PR for People Monthly August 2017 - Page 28

James Fernie is one of those people who can say he has achieved what he set out to do. He would, however, disagree, as there are many more future plans in the making. His company Uthando (meaning love in Xhosa) has grown beyond expectations, proving that his vision for a need of such company was founded.

James started his career as a paralegal in London. After completing a traineeship with the European Commission Humanitarian Office in Brussels, he returned to Cape Town. He continued his legal profession, but decided to venture into hospitality. It is here that he realized “the potential of tourism to contribute in a meaningful and substantial way to community and charitable causes.”

Thus, Uthando was born. As a grassroots activist he saw the gap, so to speak: People in dire need of help, be it in education, guidance, financial aid, or all of the above. This can be addressed via responsible tourism, not merely a guided tour, as South Africans have a rich and cultured history to tell and amends to be made in future generations.

As a developing country the funds to do just that are lacking, making Uthando even more ingenious. You are taken to various projects that Uthando supports and works with. It is funded by an add-on service charge from the operator; this way they not only earn money for the projects, but get to keep up with them.

The interaction (for all involved) and subsequent growth is one of the most rewarding and empowering experiences. Uthando has grown from a one-man team (James) to two-man team (James and Xolani Maseko) with various projects, ranging from gardening to dancing for the children to working with the aged.
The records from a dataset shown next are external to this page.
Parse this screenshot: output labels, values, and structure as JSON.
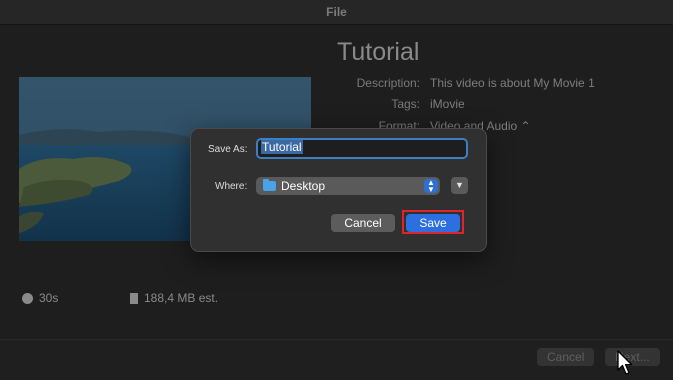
{
  "window": {
    "title": "File"
  },
  "sheet": {
    "title": "Tutorial",
    "fields": [
      {
        "key": "Description:",
        "value": "This video is about My Movie 1"
      },
      {
        "key": "Tags:",
        "value": "iMovie"
      },
      {
        "key": "Format:",
        "value": "Video and Audio ⌃"
      }
    ],
    "duration": "30s",
    "size": "188,4 MB est.",
    "cancel_label": "Cancel",
    "next_label": "Next..."
  },
  "dialog": {
    "save_as_label": "Save As:",
    "filename": "Tutorial",
    "where_label": "Where:",
    "where_value": "Desktop",
    "cancel_label": "Cancel",
    "save_label": "Save",
    "highlight_color": "#e0242b",
    "accent_color": "#2c6fe0"
  },
  "icons": [
    "clock-icon",
    "file-icon",
    "folder-icon",
    "updown-chevron-icon",
    "chevron-down-icon",
    "mouse-pointer-icon"
  ]
}
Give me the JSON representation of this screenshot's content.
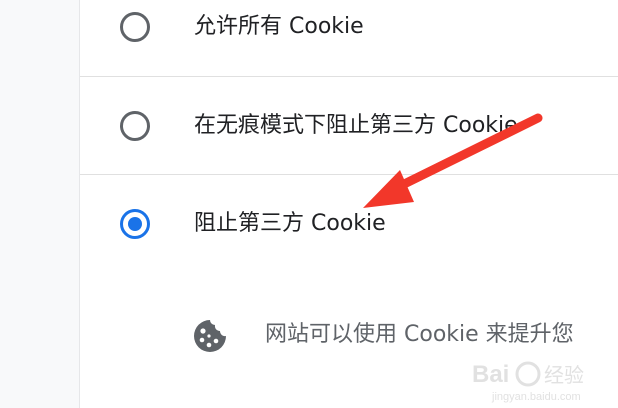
{
  "cookie_options": [
    {
      "label": "允许所有 Cookie",
      "selected": false
    },
    {
      "label": "在无痕模式下阻止第三方 Cookie",
      "selected": false
    },
    {
      "label": "阻止第三方 Cookie",
      "selected": true
    }
  ],
  "info": {
    "text": "网站可以使用 Cookie 来提升您",
    "icon": "cookie-icon"
  },
  "colors": {
    "accent": "#1a73e8",
    "radio_unchecked": "#5f6368",
    "arrow": "#f2372a"
  },
  "watermark": {
    "brand": "Bai经验",
    "url": "jingyan.baidu.com"
  }
}
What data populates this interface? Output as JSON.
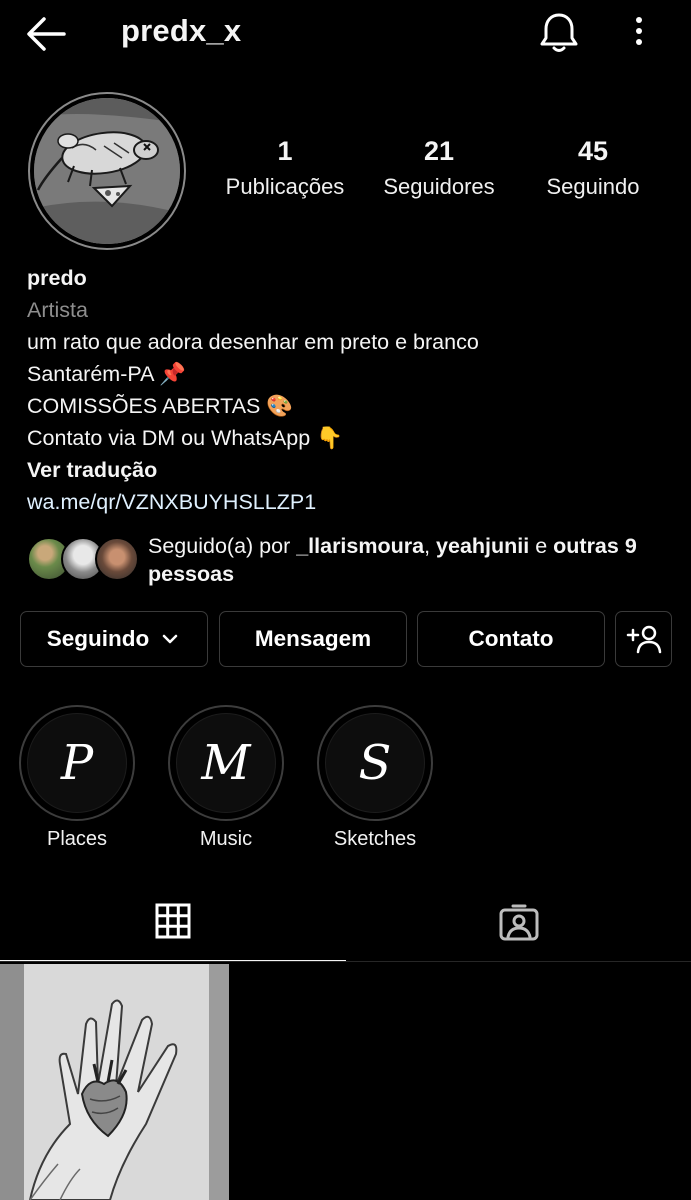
{
  "header": {
    "username": "predx_x",
    "back_icon": "arrow-left-icon",
    "notifications_icon": "bell-icon",
    "more_icon": "more-vertical-icon"
  },
  "profile": {
    "avatar_icon": "rat-drawing-avatar",
    "stats": [
      {
        "value": "1",
        "label": "Publicações"
      },
      {
        "value": "21",
        "label": "Seguidores"
      },
      {
        "value": "45",
        "label": "Seguindo"
      }
    ]
  },
  "bio": {
    "name": "predo",
    "category": "Artista",
    "lines": [
      "um rato que adora desenhar em preto e branco",
      "Santarém-PA 📌",
      "COMISSÕES ABERTAS 🎨",
      "Contato via DM ou WhatsApp 👇"
    ],
    "translate_label": "Ver tradução",
    "link": "wa.me/qr/VZNXBUYHSLLZP1"
  },
  "followed_by": {
    "prefix": "Seguido(a) por ",
    "user1": "_llarismoura",
    "separator": ", ",
    "user2": "yeahjunii",
    "connector": " e ",
    "others": "outras 9 pessoas"
  },
  "actions": {
    "following_label": "Seguindo",
    "message_label": "Mensagem",
    "contact_label": "Contato",
    "add_user_icon": "add-user-icon",
    "chevron_icon": "chevron-down-icon"
  },
  "highlights": [
    {
      "letter": "P",
      "label": "Places"
    },
    {
      "letter": "M",
      "label": "Music"
    },
    {
      "letter": "S",
      "label": "Sketches"
    }
  ],
  "tabs": {
    "grid_icon": "grid-icon",
    "tagged_icon": "tagged-person-icon"
  },
  "colors": {
    "background": "#000000",
    "text": "#f5f5f5",
    "muted": "#8e8e8e",
    "link": "#e0f1ff",
    "border": "#3a3a3a"
  }
}
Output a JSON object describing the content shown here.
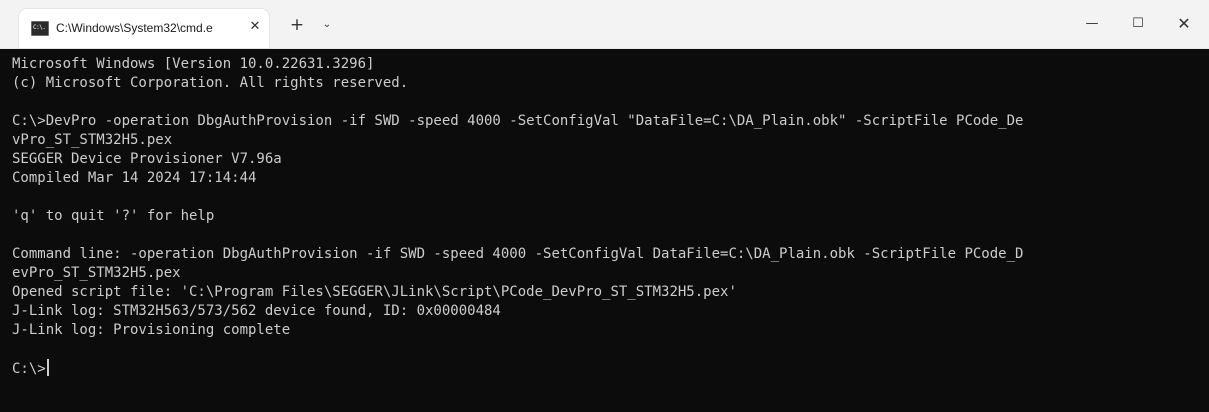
{
  "window": {
    "tab_title": "C:\\Windows\\System32\\cmd.e",
    "tab_icon_text": "C:\\.",
    "close_tab_glyph": "✕",
    "new_tab_glyph": "+",
    "dropdown_glyph": "⌄",
    "minimize_glyph": "—",
    "maximize_glyph": "☐",
    "close_glyph": "✕"
  },
  "terminal": {
    "lines": [
      "Microsoft Windows [Version 10.0.22631.3296]",
      "(c) Microsoft Corporation. All rights reserved.",
      "",
      "C:\\>DevPro -operation DbgAuthProvision -if SWD -speed 4000 -SetConfigVal \"DataFile=C:\\DA_Plain.obk\" -ScriptFile PCode_De",
      "vPro_ST_STM32H5.pex",
      "SEGGER Device Provisioner V7.96a",
      "Compiled Mar 14 2024 17:14:44",
      "",
      "'q' to quit '?' for help",
      "",
      "Command line: -operation DbgAuthProvision -if SWD -speed 4000 -SetConfigVal DataFile=C:\\DA_Plain.obk -ScriptFile PCode_D",
      "evPro_ST_STM32H5.pex",
      "Opened script file: 'C:\\Program Files\\SEGGER\\JLink\\Script\\PCode_DevPro_ST_STM32H5.pex'",
      "J-Link log: STM32H563/573/562 device found, ID: 0x00000484",
      "J-Link log: Provisioning complete",
      ""
    ],
    "prompt": "C:\\>"
  },
  "colors": {
    "terminal_bg": "#0c0c0c",
    "terminal_fg": "#cccccc",
    "titlebar_bg": "#f3f3f3",
    "tab_bg": "#ffffff"
  }
}
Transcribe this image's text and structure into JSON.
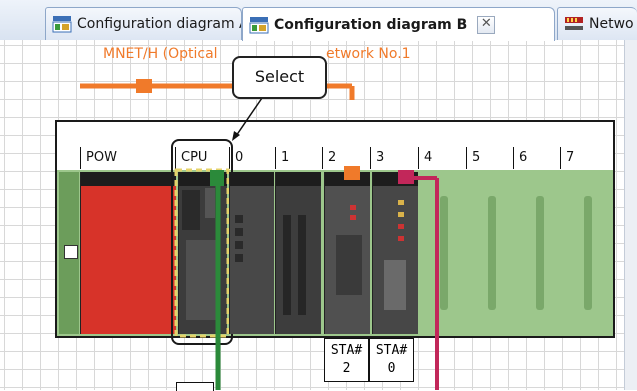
{
  "tabs": [
    {
      "label": "Configuration diagram A",
      "active": false
    },
    {
      "label": "Configuration diagram B",
      "active": true,
      "close": "✕"
    },
    {
      "label": "Netwo",
      "active": false
    }
  ],
  "network": {
    "label_left": "MNET/H (Optical",
    "label_right": "etwork No.1",
    "color": "#f07a2a"
  },
  "callout": {
    "label": "Select"
  },
  "slots": [
    "POW",
    "CPU",
    "0",
    "1",
    "2",
    "3",
    "4",
    "5",
    "6",
    "7"
  ],
  "station_labels": [
    {
      "title": "STA#",
      "num": "2"
    },
    {
      "title": "STA#",
      "num": "0"
    }
  ],
  "colors": {
    "network_orange": "#f07a2a",
    "cable_green": "#2b8a3a",
    "cable_red": "#c2275a",
    "power_red": "#d73329",
    "base_green": "#9dc78c",
    "select_yellow": "#e5d36a"
  }
}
A traditional African proverb says, “It takes a village to raise a child.” The Hout Bay Community takes this to heart; it’s evident in the various projects on hand for children as well as for a previously disadvantaged group. The Hout Bay Music Project (HMP) provides music development opportunities to disadvantaged children in the Hangberg and Imizamo Yethu community.

Indigenous music is innovatively combined with classical music and traditional dance. Proof of their success can be seen among some of their achievements such as performing for the G20 Summit and the “The Philanthropist” American Television Series.

The Jikeleza “Turn Around” dance project works as a community partner in Hangberg and Imizamo Yethu. They address a wide range of social issues, such as poverty, neglect, drugs, violence and HIV Aids. They offer creative dance, the African Drumming and Jika Marimba, being their pride and joy. This helps to keep the children off the streets, making them less likely to join a gang or be involved in crime and substance abuse.

Original T-Bag Design Company is also situated in Hout Bay. They make “Functional Art” out of recycled tea bags. Used tea bags are dried, emptied, ironed and painted. The result of miniature works of art are applied to variety of items like décor, wooden boxes or fabric. They are now not only employed, but have a sense of community, excitement and most of all love.

Uthando also works with The Betterchoice Youth Project based in Khayelitsha (Xhosa for new born) its focus to teach children Gumboot and Traditional style dance as well as being a homework club. This is to combat the influence of drugs, gang violence and alcohol abuse. They are giving children a BETTER

From Cape Town, South Africa

James & the Journey of Uthando

by Bernadette Erasmus